--- TASK ---
Keeping every word intact, reproduce all of the records.

>>>

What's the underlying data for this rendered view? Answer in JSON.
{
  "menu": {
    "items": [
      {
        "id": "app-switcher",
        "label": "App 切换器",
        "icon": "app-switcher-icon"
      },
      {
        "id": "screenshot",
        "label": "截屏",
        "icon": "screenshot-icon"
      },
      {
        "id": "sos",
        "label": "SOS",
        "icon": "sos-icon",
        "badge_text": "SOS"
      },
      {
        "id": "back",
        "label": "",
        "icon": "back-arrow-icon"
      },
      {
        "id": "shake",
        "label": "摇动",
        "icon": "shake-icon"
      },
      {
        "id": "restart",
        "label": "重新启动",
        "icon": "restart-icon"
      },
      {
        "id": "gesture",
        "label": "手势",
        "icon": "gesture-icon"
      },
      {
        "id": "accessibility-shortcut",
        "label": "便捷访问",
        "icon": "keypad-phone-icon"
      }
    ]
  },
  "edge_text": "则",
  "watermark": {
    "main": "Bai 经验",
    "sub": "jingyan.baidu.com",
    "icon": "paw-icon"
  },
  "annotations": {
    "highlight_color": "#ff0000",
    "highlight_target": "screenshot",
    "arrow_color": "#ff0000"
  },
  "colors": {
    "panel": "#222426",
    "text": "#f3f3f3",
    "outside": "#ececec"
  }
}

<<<

--- ANSWER SECTION ---
What's the underlying data for this rendered view? Answer in JSON.
{
  "menu": {
    "items": [
      {
        "id": "app-switcher",
        "label": "App 切换器",
        "icon": "app-switcher-icon"
      },
      {
        "id": "screenshot",
        "label": "截屏",
        "icon": "screenshot-icon"
      },
      {
        "id": "sos",
        "label": "SOS",
        "icon": "sos-icon",
        "badge_text": "SOS"
      },
      {
        "id": "back",
        "label": "",
        "icon": "back-arrow-icon"
      },
      {
        "id": "shake",
        "label": "摇动",
        "icon": "shake-icon"
      },
      {
        "id": "restart",
        "label": "重新启动",
        "icon": "restart-icon"
      },
      {
        "id": "gesture",
        "label": "手势",
        "icon": "gesture-icon"
      },
      {
        "id": "accessibility-shortcut",
        "label": "便捷访问",
        "icon": "keypad-phone-icon"
      }
    ]
  },
  "edge_text": "则",
  "watermark": {
    "main": "Bai 经验",
    "sub": "jingyan.baidu.com",
    "icon": "paw-icon"
  },
  "annotations": {
    "highlight_color": "#ff0000",
    "highlight_target": "screenshot",
    "arrow_color": "#ff0000"
  },
  "colors": {
    "panel": "#222426",
    "text": "#f3f3f3",
    "outside": "#ececec"
  }
}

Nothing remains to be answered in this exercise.